Wednesday, November 01, 2006

This sisyphean task

Just when I think that I might make a dent in my book pile, Multnomah County Library (you're voting yes on the initiative, yes?) throws me for a loop. I knocked off a couple over the weekend, when the new Bob Woodward became available. Since there are 400 holds after me, I better get reading. Thanks to our good librarian friends I am also reading a book about AQ Khan. If you don't know who he is, you should. The next nuclear use against a city will likely be his fault. I also am finally reading a Henning Mankell book. If you like your mysteries as bleak as a Swedish January, well step on up.

I really shouldn't complain though, once your reading stack is as big as mine, it will never be finished anyway.

6 comments:

lisa_emily said...
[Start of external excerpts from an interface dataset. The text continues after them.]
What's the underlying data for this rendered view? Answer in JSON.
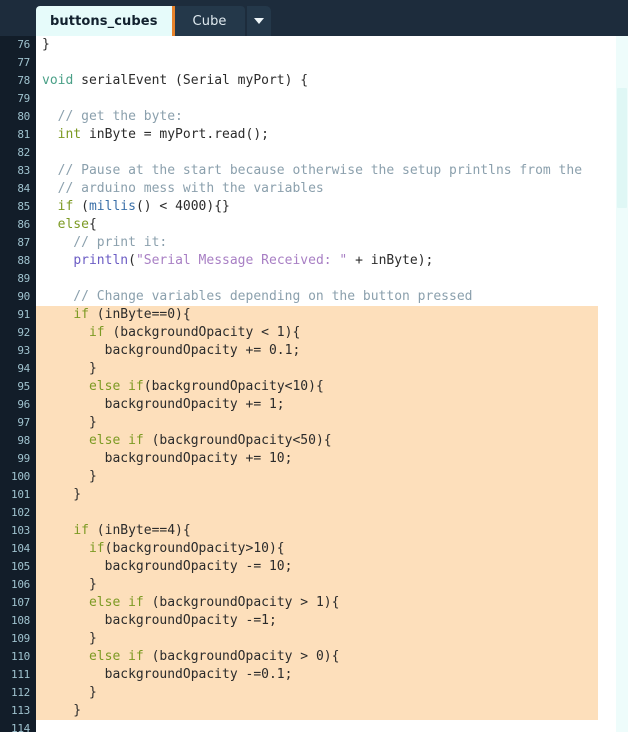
{
  "window": {
    "app": "Processing Code Editor",
    "accent_orange": "#e8832b",
    "tabbar_bg": "#1d2c3c",
    "gutter_bg": "#121d29",
    "selection_bg": "#fddfbb"
  },
  "tabs": {
    "items": [
      {
        "label": "buttons_cubes",
        "active": true
      },
      {
        "label": "Cube",
        "active": false
      }
    ],
    "menu_icon": "chevron-down-icon"
  },
  "editor": {
    "first_line": 76,
    "selection_start_line": 91,
    "selection_end_line": 113,
    "lines": [
      {
        "n": "76",
        "tokens": [
          {
            "t": "pln",
            "v": "}"
          }
        ]
      },
      {
        "n": "77",
        "tokens": []
      },
      {
        "n": "78",
        "tokens": [
          {
            "t": "typ",
            "v": "void"
          },
          {
            "t": "pln",
            "v": " serialEvent (Serial myPort) {"
          }
        ]
      },
      {
        "n": "79",
        "tokens": []
      },
      {
        "n": "80",
        "tokens": [
          {
            "t": "cmt",
            "v": "  // get the byte:"
          }
        ]
      },
      {
        "n": "81",
        "tokens": [
          {
            "t": "pln",
            "v": "  "
          },
          {
            "t": "kw",
            "v": "int"
          },
          {
            "t": "pln",
            "v": " inByte = myPort.read();"
          }
        ]
      },
      {
        "n": "82",
        "tokens": []
      },
      {
        "n": "83",
        "tokens": [
          {
            "t": "cmt",
            "v": "  // Pause at the start because otherwise the setup printlns from the"
          }
        ]
      },
      {
        "n": "84",
        "tokens": [
          {
            "t": "cmt",
            "v": "  // arduino mess with the variables"
          }
        ]
      },
      {
        "n": "85",
        "tokens": [
          {
            "t": "pln",
            "v": "  "
          },
          {
            "t": "kw",
            "v": "if"
          },
          {
            "t": "pln",
            "v": " ("
          },
          {
            "t": "fn",
            "v": "millis"
          },
          {
            "t": "pln",
            "v": "() < 4000){}"
          }
        ]
      },
      {
        "n": "86",
        "tokens": [
          {
            "t": "pln",
            "v": "  "
          },
          {
            "t": "kw",
            "v": "else"
          },
          {
            "t": "pln",
            "v": "{"
          }
        ]
      },
      {
        "n": "87",
        "tokens": [
          {
            "t": "cmt",
            "v": "    // print it:"
          }
        ]
      },
      {
        "n": "88",
        "tokens": [
          {
            "t": "pln",
            "v": "    "
          },
          {
            "t": "mth",
            "v": "println"
          },
          {
            "t": "pln",
            "v": "("
          },
          {
            "t": "str",
            "v": "\"Serial Message Received: \""
          },
          {
            "t": "pln",
            "v": " + inByte);"
          }
        ]
      },
      {
        "n": "89",
        "tokens": []
      },
      {
        "n": "90",
        "tokens": [
          {
            "t": "cmt",
            "v": "    // Change variables depending on the button pressed"
          }
        ]
      },
      {
        "n": "91",
        "tokens": [
          {
            "t": "pln",
            "v": "    "
          },
          {
            "t": "kw",
            "v": "if"
          },
          {
            "t": "pln",
            "v": " (inByte==0){"
          }
        ]
      },
      {
        "n": "92",
        "tokens": [
          {
            "t": "pln",
            "v": "      "
          },
          {
            "t": "kw",
            "v": "if"
          },
          {
            "t": "pln",
            "v": " (backgroundOpacity < 1){"
          }
        ]
      },
      {
        "n": "93",
        "tokens": [
          {
            "t": "pln",
            "v": "        backgroundOpacity += 0.1;"
          }
        ]
      },
      {
        "n": "94",
        "tokens": [
          {
            "t": "pln",
            "v": "      }"
          }
        ]
      },
      {
        "n": "95",
        "tokens": [
          {
            "t": "pln",
            "v": "      "
          },
          {
            "t": "kw",
            "v": "else if"
          },
          {
            "t": "pln",
            "v": "(backgroundOpacity<10){"
          }
        ]
      },
      {
        "n": "96",
        "tokens": [
          {
            "t": "pln",
            "v": "        backgroundOpacity += 1;"
          }
        ]
      },
      {
        "n": "97",
        "tokens": [
          {
            "t": "pln",
            "v": "      }"
          }
        ]
      },
      {
        "n": "98",
        "tokens": [
          {
            "t": "pln",
            "v": "      "
          },
          {
            "t": "kw",
            "v": "else if"
          },
          {
            "t": "pln",
            "v": " (backgroundOpacity<50){"
          }
        ]
      },
      {
        "n": "99",
        "tokens": [
          {
            "t": "pln",
            "v": "        backgroundOpacity += 10;"
          }
        ]
      },
      {
        "n": "100",
        "tokens": [
          {
            "t": "pln",
            "v": "      }"
          }
        ]
      },
      {
        "n": "101",
        "tokens": [
          {
            "t": "pln",
            "v": "    }"
          }
        ]
      },
      {
        "n": "102",
        "tokens": []
      },
      {
        "n": "103",
        "tokens": [
          {
            "t": "pln",
            "v": "    "
          },
          {
            "t": "kw",
            "v": "if"
          },
          {
            "t": "pln",
            "v": " (inByte==4){"
          }
        ]
      },
      {
        "n": "104",
        "tokens": [
          {
            "t": "pln",
            "v": "      "
          },
          {
            "t": "kw",
            "v": "if"
          },
          {
            "t": "pln",
            "v": "(backgroundOpacity>10){"
          }
        ]
      },
      {
        "n": "105",
        "tokens": [
          {
            "t": "pln",
            "v": "        backgroundOpacity -= 10;"
          }
        ]
      },
      {
        "n": "106",
        "tokens": [
          {
            "t": "pln",
            "v": "      }"
          }
        ]
      },
      {
        "n": "107",
        "tokens": [
          {
            "t": "pln",
            "v": "      "
          },
          {
            "t": "kw",
            "v": "else if"
          },
          {
            "t": "pln",
            "v": " (backgroundOpacity > 1){"
          }
        ]
      },
      {
        "n": "108",
        "tokens": [
          {
            "t": "pln",
            "v": "        backgroundOpacity -=1;"
          }
        ]
      },
      {
        "n": "109",
        "tokens": [
          {
            "t": "pln",
            "v": "      }"
          }
        ]
      },
      {
        "n": "110",
        "tokens": [
          {
            "t": "pln",
            "v": "      "
          },
          {
            "t": "kw",
            "v": "else if"
          },
          {
            "t": "pln",
            "v": " (backgroundOpacity > 0){"
          }
        ]
      },
      {
        "n": "111",
        "tokens": [
          {
            "t": "pln",
            "v": "        backgroundOpacity -=0.1;"
          }
        ]
      },
      {
        "n": "112",
        "tokens": [
          {
            "t": "pln",
            "v": "      }"
          }
        ]
      },
      {
        "n": "113",
        "tokens": [
          {
            "t": "pln",
            "v": "    }"
          }
        ]
      },
      {
        "n": "114",
        "tokens": []
      }
    ]
  },
  "scrollbar": {
    "name": "vertical-scrollbar"
  }
}
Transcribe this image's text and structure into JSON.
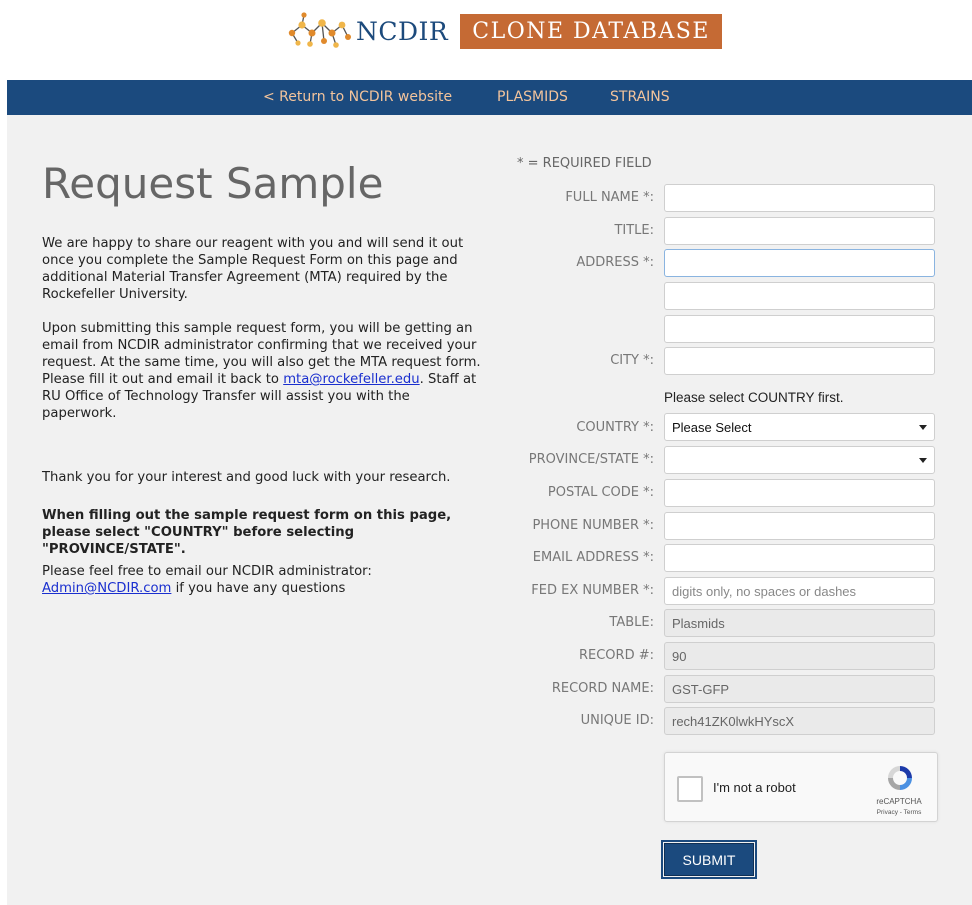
{
  "header": {
    "logo_text": "NCDIR",
    "logo_badge": "CLONE DATABASE",
    "colors": {
      "navy": "#1b4a7e",
      "orange": "#c56a34",
      "nav_link": "#f3c49c"
    }
  },
  "nav": {
    "items": [
      {
        "label": "< Return to NCDIR website"
      },
      {
        "label": "PLASMIDS"
      },
      {
        "label": "STRAINS"
      }
    ]
  },
  "intro": {
    "title": "Request Sample",
    "p1": "We are happy to share our reagent with you and will send it out once you complete the Sample Request Form on this page and additional Material Transfer Agreement (MTA) required by the Rockefeller University.",
    "p2_before": "Upon submitting this sample request form, you will be getting an email from NCDIR administrator confirming that we received your request. At the same time, you will also get the MTA request form. Please fill it out and email it back to ",
    "p2_link": "mta@rockefeller.edu",
    "p2_after": ". Staff at RU Office of Technology Transfer will assist you with the paperwork.",
    "p3": "Thank you for your interest and good luck with your research.",
    "p4": "When filling out the sample request form on this page, please select \"COUNTRY\" before selecting \"PROVINCE/STATE\".",
    "p5_before": "Please feel free to email our NCDIR administrator: ",
    "p5_link": "Admin@NCDIR.com",
    "p5_after": " if you have any questions"
  },
  "form": {
    "required_note": "* = REQUIRED FIELD",
    "labels": {
      "full_name": "FULL NAME *:",
      "title": "TITLE:",
      "address": "ADDRESS *:",
      "city": "CITY *:",
      "country": "COUNTRY *:",
      "province": "PROVINCE/STATE *:",
      "postal": "POSTAL CODE *:",
      "phone": "PHONE NUMBER *:",
      "email": "EMAIL ADDRESS *:",
      "fedex": "FED EX NUMBER *:",
      "table": "TABLE:",
      "record_no": "RECORD #:",
      "record_name": "RECORD NAME:",
      "unique_id": "UNIQUE ID:"
    },
    "country_hint": "Please select COUNTRY first.",
    "country_value": "Please Select",
    "province_value": "",
    "fedex_placeholder": "digits only, no spaces or dashes",
    "table_value": "Plasmids",
    "record_no_value": "90",
    "record_name_value": "GST-GFP",
    "unique_id_value": "rech41ZK0lwkHYscX",
    "recaptcha": {
      "label": "I'm not a robot",
      "brand": "reCAPTCHA",
      "terms": "Privacy - Terms"
    },
    "submit_label": "SUBMIT"
  }
}
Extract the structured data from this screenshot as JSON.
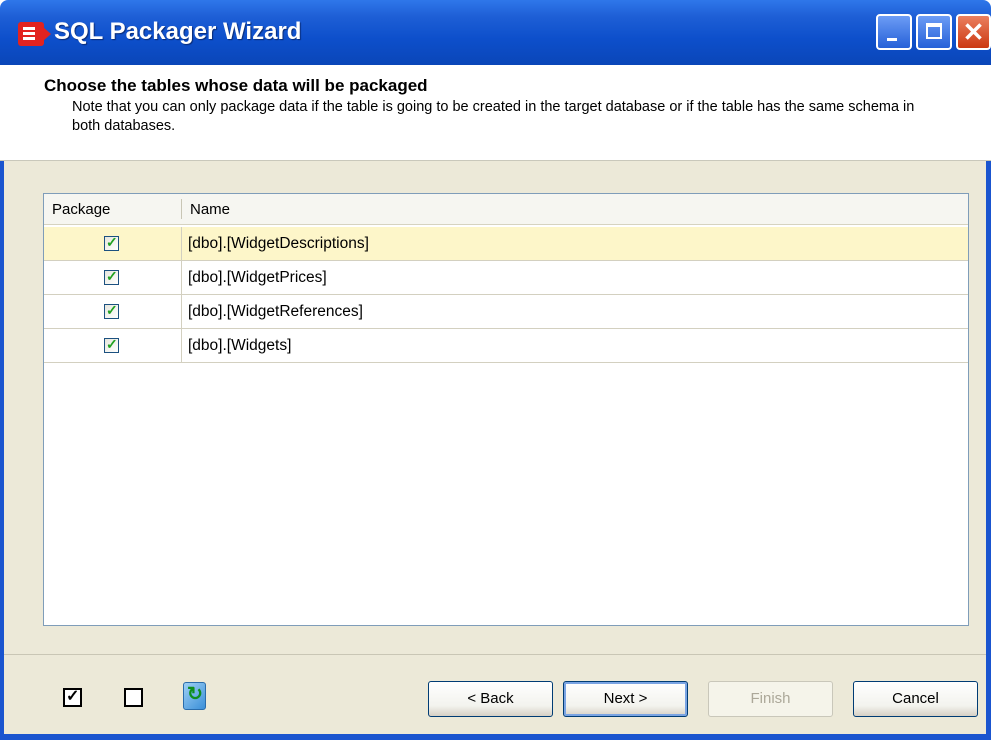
{
  "window": {
    "title": "SQL Packager Wizard",
    "buttons": [
      "minimize",
      "maximize",
      "close"
    ]
  },
  "header": {
    "heading": "Choose the tables whose data will be packaged",
    "note": "Note that you can only package data if the table is going to be created in the target database or if the table has the same schema in both databases."
  },
  "grid": {
    "columns": [
      "Package",
      "Name"
    ],
    "rows": [
      {
        "checked": true,
        "name": "[dbo].[WidgetDescriptions]",
        "selected": true
      },
      {
        "checked": true,
        "name": "[dbo].[WidgetPrices]",
        "selected": false
      },
      {
        "checked": true,
        "name": "[dbo].[WidgetReferences]",
        "selected": false
      },
      {
        "checked": true,
        "name": "[dbo].[Widgets]",
        "selected": false
      }
    ]
  },
  "footer": {
    "icons": [
      "select-all-checkbox-icon",
      "select-none-checkbox-icon",
      "refresh-icon"
    ],
    "buttons": {
      "back": "< Back",
      "next": "Next >",
      "finish": "Finish",
      "cancel": "Cancel"
    }
  },
  "colors": {
    "titlebar": "#0d4fcb",
    "body": "#ece9d8",
    "selected_row": "#fdf6c9",
    "check": "#21a121"
  }
}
when I think about my to-read list, I break out in a cold sweat. What's even crazier is that I'll read a book on my to-read list- then it leads me to 3 other books that I now must read, and or have started to read, therefore causing me to fall even further behind. But I can't complain, at least I'll never run out of books!

Tripp said...

That's a very nice glass-is-half-full argument. Whenever I encounter someone new (to me), like Jonathan Carroll for instance, I suddenly want to read all of their books.

Nonfiction authors that provide bibliographies often confound me with their long lists of books I want.

Steve said...

I had to stop reading book reviews altogether once the stack reached 250 or so (my wife once counted and refused to tell me the actual number - I am afraid to raise the subject again). I find that the large number of books waiting for me causes me to select shorter books because they require less of a commitment - not a good development.

Tripp said...

Steve, there is good reason to read shorter books. Consider, if you choose to read a Neal Stephenson novel, you are losing the opportunity to read THREE shorter works (say a Jonathan Carroll, an Iris Murdoch and a Ken Bruen to be genre-agnostic,) in the same time frame.

Given your immense stack it is only reasonable to read shorter books.

lisa_emily said...

I tend to read book in subjects, since I mostly read nonfiction-so the shorter book tactic won't work for me.

But i give it the two chapter test, if its boring in hell after 2 chapters- done deal- next book!
Have to keep them moving along and all that!

Tripp said...

No, nonfiction writers tend to the verbose. Too much so often. I've come to appreciate clarity in argument. I like authors who state their thesis right up front. This way you can sort of pick and choose the chapters you want to read. This doesn't work well in history, but in lots of nonfiction it does.

I like your two chapter rule, although sadly it would not work in the very long fantasy novel category. This is one where a cut off point would be great, but just doesn't work well. For example, Canadian Steve Erikson's first book, Gardens of the Moon, which is close to 700 pages long doesn't really take off until page 350. It's well worth it once you get past it, but how would you know?